“It’s a quick set up there are 8 tripods, 8 cameras,” said Allen.
It’s a little like the what you see in Hollywood were actors wear those weird suits and have dots all over their body only this set up doesn’t need the extra gear.
“Without any suits or markers, you can pick a skeleton on the athlete,”’ said Allen.
All Chris needs are his cameras and computer to track the movement of high performance ski racers at the Winter Park Competition Center by having them do simple exercises and taking their real time computer generated musculoskeletal video and analyzing it to see how they move.
“It’s 99 % accurate, any small movement the camera can pick it up it’s all optical it’s not looking internally,” said Allen.
From that data they can see what’s happening in the joints of the body and then what needs to be done to correct anything a person may be doing wrong when they work out.
Winter Park Director of Sports Performance, Stephanie Zavilla, says recognizing these errors helps to improve an athletes workout and racing so they don’t get injured on the slopes.
“We wanted to make sure athletes are able to maintain their strength and power through the season,” said Zavilla.

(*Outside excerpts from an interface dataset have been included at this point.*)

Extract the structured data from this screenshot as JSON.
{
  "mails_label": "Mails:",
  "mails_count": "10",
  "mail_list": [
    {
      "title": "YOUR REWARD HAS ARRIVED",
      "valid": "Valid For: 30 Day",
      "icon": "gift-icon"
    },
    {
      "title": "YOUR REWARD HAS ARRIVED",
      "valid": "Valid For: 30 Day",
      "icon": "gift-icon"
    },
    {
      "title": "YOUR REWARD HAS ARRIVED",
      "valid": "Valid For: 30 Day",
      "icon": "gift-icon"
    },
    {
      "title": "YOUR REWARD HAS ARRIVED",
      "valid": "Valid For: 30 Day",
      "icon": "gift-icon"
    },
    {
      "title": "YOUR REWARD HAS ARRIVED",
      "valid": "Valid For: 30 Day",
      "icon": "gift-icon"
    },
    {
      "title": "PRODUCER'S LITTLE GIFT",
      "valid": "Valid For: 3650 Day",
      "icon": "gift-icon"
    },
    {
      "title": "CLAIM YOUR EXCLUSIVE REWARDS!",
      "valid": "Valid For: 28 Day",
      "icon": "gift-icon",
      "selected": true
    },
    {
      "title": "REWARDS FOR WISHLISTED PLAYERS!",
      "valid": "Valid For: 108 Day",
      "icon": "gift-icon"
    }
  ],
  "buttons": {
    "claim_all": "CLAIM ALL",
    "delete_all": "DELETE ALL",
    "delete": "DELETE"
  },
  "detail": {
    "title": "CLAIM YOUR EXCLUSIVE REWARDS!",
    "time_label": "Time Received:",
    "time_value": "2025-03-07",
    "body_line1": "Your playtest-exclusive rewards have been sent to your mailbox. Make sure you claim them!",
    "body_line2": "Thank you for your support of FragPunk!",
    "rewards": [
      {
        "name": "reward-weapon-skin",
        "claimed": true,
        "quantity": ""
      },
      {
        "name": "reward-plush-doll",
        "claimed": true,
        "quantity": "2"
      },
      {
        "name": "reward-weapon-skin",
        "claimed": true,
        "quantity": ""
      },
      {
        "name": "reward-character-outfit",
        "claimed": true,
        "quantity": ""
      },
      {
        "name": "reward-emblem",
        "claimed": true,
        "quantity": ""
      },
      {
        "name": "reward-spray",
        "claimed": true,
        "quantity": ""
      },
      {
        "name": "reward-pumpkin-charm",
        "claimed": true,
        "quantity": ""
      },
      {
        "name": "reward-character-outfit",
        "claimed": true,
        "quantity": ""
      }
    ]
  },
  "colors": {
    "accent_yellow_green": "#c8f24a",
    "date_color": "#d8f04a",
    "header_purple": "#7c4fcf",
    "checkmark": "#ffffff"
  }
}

By using those 3D Cameras the process is pretty quick so it’s not just high performance athletes using the tech but pretty much anyone else can use this tech as well to see what they might be doing right or doing wrong when they move.